The portrayal of the victims is also patchy. The only reason that homosexual victims are remembered at the United States Holocaust Memorial Museum in Washington, D.C. is because one particular (gay) historian badgered them about it. (To learn more, see this excellent documentary.) Even so, the inclusion can be summed up with the phrase “and gay men were victimized too.” No further information is available. Discrimination against Sinti and Roma communities (e.g. “gypsies”) as well as the mentally/physically handicapped has minimized mention of their suffering, though they were victims of the “The Final Solution” as well. Eugenics is rarely given the discussion I think it deserves, for that is the form the racism took. It wasn’t like Germany woke up one day and decided that certain very well integrated and economically valuable citizens were subhuman; citizens were persuaded of it for years using eugenics arguments. What about the persecution of Jehovah’s Witnesses?

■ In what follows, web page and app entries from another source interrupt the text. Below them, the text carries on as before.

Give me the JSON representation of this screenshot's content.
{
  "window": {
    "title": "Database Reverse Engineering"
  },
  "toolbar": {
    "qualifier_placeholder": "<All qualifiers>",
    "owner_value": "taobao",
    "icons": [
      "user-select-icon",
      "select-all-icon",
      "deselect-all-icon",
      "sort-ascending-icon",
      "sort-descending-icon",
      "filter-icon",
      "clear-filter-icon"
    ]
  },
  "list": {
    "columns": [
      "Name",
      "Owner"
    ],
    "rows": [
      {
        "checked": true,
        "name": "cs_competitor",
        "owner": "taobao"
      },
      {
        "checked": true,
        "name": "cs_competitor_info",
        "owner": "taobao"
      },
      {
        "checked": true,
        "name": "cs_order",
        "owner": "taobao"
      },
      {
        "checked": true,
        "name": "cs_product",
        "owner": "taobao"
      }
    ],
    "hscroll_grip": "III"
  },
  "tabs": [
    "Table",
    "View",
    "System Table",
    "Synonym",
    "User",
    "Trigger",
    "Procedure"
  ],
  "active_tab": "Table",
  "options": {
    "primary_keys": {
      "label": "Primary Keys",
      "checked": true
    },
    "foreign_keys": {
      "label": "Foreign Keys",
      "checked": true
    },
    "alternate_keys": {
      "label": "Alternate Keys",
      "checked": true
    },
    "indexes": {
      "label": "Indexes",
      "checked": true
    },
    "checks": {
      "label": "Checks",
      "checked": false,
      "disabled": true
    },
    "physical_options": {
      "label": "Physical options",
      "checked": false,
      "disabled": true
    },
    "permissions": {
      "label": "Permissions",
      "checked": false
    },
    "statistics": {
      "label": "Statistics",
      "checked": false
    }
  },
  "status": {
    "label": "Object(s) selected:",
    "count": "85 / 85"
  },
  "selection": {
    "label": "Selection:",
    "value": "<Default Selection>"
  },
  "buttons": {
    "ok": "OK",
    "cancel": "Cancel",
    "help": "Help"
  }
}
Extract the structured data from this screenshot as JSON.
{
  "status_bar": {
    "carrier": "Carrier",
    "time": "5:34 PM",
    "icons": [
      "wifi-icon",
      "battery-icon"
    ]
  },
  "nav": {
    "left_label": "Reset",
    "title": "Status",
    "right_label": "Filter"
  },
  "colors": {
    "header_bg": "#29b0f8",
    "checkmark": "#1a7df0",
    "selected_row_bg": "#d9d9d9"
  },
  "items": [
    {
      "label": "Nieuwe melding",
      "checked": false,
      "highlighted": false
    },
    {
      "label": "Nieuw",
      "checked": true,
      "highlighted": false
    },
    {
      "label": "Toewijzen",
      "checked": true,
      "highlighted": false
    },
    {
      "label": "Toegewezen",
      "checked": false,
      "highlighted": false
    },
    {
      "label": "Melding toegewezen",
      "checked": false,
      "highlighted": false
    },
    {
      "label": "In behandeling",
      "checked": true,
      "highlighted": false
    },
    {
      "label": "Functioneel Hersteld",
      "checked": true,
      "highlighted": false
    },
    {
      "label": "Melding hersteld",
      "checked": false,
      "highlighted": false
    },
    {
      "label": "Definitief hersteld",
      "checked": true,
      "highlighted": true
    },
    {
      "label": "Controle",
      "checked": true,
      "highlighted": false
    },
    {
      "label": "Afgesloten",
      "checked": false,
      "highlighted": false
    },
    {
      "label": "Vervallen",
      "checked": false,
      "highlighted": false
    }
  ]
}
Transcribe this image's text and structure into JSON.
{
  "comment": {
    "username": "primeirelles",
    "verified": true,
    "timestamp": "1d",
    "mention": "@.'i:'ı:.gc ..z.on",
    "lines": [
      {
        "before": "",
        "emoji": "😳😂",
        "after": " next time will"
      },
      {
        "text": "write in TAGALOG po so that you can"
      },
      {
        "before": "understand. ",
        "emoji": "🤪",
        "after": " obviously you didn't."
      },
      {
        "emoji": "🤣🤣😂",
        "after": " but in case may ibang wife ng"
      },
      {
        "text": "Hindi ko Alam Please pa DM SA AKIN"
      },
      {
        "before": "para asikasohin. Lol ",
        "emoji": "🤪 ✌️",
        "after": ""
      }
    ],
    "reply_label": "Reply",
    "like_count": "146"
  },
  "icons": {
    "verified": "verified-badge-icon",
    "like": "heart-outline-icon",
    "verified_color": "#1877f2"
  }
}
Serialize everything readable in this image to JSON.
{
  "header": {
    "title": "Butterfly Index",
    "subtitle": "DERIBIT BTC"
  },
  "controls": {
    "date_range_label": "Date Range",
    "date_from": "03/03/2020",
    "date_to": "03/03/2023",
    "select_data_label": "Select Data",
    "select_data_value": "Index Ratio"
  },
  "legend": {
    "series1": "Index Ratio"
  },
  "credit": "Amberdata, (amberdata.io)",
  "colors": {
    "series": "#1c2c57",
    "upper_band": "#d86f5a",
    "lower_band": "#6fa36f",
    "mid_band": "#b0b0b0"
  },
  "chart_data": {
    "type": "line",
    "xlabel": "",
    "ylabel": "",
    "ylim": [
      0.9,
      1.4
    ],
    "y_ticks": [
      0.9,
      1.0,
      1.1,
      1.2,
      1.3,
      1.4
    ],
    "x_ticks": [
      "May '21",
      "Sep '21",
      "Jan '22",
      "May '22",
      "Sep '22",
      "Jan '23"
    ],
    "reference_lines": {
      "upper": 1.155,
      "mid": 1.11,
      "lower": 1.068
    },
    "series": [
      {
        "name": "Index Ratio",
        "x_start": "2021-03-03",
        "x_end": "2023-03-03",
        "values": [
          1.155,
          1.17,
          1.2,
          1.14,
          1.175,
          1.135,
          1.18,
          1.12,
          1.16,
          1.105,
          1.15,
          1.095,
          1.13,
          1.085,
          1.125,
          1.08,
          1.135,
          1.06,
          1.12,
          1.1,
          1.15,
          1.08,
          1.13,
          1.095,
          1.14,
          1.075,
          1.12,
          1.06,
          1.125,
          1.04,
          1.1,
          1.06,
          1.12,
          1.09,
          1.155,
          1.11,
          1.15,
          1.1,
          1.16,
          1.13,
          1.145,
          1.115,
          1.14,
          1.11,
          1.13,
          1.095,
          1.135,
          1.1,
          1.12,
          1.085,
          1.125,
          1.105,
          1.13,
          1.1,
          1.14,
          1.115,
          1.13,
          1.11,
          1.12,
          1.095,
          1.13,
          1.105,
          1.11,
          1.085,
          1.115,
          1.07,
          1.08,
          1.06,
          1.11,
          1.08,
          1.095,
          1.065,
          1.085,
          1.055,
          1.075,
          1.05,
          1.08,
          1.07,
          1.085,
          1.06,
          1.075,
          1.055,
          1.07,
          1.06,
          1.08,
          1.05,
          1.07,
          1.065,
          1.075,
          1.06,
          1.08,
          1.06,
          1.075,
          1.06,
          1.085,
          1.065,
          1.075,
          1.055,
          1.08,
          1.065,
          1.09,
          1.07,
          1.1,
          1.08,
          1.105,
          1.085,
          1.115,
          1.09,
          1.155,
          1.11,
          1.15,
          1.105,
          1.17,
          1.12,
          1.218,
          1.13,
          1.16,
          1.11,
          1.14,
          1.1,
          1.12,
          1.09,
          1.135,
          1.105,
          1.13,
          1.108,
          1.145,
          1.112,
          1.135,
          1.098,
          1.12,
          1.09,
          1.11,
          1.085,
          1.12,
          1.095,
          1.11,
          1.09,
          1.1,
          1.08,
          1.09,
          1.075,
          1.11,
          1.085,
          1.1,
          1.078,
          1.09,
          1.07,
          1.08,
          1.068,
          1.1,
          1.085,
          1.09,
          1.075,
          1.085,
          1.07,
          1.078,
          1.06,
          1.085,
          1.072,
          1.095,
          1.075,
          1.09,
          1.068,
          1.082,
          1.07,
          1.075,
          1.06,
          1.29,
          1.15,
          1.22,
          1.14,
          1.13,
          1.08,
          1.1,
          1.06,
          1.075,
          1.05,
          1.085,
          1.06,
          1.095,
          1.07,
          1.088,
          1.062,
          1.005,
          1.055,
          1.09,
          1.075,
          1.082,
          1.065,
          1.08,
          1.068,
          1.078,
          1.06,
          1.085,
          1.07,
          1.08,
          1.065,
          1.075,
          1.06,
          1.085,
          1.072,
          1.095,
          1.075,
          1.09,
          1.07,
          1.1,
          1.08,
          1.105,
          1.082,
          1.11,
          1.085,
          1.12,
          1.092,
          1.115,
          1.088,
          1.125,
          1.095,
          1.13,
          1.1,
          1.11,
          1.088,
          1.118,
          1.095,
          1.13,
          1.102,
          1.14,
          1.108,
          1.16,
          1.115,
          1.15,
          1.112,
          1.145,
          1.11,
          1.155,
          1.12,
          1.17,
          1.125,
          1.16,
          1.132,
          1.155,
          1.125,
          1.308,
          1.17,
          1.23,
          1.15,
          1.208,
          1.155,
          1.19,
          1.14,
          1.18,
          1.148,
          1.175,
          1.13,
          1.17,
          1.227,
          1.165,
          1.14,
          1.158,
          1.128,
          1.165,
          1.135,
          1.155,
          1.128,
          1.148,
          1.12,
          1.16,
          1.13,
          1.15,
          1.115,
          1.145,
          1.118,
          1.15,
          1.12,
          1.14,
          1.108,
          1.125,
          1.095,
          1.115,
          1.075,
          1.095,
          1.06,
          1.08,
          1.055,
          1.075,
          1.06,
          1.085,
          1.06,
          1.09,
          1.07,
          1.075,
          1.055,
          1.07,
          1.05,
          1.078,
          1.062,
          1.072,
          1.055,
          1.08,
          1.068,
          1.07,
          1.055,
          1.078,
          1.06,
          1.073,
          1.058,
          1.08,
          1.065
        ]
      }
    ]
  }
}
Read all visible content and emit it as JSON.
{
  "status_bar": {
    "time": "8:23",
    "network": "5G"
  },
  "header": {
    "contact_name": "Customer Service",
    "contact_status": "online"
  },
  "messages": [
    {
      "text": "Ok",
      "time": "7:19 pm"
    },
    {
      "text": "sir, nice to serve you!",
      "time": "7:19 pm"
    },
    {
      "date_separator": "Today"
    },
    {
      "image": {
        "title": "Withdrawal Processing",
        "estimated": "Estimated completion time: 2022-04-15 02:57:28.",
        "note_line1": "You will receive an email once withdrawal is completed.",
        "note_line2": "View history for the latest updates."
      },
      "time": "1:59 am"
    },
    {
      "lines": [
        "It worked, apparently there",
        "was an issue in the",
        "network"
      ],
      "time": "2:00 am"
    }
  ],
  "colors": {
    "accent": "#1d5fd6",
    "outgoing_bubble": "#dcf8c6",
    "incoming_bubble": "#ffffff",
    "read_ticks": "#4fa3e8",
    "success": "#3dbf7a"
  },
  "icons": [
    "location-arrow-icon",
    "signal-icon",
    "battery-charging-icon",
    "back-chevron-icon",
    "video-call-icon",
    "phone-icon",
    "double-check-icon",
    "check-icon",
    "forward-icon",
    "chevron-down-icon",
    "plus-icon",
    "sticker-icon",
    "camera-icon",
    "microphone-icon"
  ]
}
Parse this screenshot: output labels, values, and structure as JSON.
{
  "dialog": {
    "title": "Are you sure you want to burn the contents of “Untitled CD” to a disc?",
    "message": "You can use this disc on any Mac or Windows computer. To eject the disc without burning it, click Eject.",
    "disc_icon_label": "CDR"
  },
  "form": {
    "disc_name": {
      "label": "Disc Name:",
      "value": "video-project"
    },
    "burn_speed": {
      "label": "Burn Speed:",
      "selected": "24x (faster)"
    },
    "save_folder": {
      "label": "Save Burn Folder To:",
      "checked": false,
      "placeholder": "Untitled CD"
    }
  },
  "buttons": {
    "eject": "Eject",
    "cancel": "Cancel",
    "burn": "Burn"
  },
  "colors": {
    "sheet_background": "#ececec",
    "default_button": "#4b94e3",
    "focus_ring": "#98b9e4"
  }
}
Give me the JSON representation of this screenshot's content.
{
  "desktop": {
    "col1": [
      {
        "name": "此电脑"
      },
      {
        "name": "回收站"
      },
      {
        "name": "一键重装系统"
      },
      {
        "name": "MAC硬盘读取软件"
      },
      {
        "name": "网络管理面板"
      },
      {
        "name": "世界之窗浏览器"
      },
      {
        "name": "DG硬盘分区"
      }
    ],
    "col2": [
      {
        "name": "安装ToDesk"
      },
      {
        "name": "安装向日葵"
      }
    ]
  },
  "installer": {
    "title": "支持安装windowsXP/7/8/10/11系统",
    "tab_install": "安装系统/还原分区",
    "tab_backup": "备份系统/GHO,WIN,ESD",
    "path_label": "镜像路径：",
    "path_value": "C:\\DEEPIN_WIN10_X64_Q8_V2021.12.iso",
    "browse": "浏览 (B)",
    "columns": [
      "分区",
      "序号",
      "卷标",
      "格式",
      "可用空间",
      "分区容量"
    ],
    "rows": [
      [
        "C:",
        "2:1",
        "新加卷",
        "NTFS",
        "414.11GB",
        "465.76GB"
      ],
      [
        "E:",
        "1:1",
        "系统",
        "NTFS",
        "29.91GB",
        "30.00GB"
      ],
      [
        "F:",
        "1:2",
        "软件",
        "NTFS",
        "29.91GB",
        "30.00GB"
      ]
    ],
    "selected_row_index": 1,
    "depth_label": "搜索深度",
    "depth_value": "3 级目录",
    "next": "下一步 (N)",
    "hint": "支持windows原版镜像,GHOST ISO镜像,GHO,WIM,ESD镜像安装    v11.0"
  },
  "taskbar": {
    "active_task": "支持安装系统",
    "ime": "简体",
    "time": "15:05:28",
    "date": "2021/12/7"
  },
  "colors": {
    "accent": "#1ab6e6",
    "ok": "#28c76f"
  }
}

Why did that happen? There are many similar missing pieces.
And I have never, ever heard any accounts of rape (outside of medical experiments). As far as I know from U.S. portrayals of the Holocaust, the Nazis beat people, starved them, humiliated them, lynched them, worked them to death, shot babies, mass murdered in various ways, performed experiments on them, and tortured for fun – but all activity was exclusive of genitals. How likely.
I recently traveled to Europe, and I was curious about the public memory of the Holocaust there. Memories of it were sure to be wrapped up in national identities and general feelings about the war itself. I was curious to what extent Europeans remembered it differently from Americans. Where were their blind spots? What – and whom – do they choose to remember? Could I get a more complete understanding of what really happened?
My journey was by no means inclusive of everything I could have seen or even of the most significant memorials. Of course it was also limited to museums and public memorials, as I did not speak the languages of the nations I visited and so could not take in print and television portrayals. I feel like my experiences were valuable, though, because only historians gather complete and total information. The people I talked to and the things I saw were just as likely to reflect the experiences of any other tourist.
In this series I will summarize and evaluate the memorials I have seen, in the order that I visited them. I do believe that remembering the Holocaust is relevant and deeply important – even more so as the final survivors pass away, leaving the burden of remembering entirely upon later generations. The series will proceed as follows:
Part II: Danish and Polish Resistance
Part III: Auschwitz
Part IV: Memories in Berlin
Part V: Living Despite the Terror in Amsterdam
Part VI: Conclusions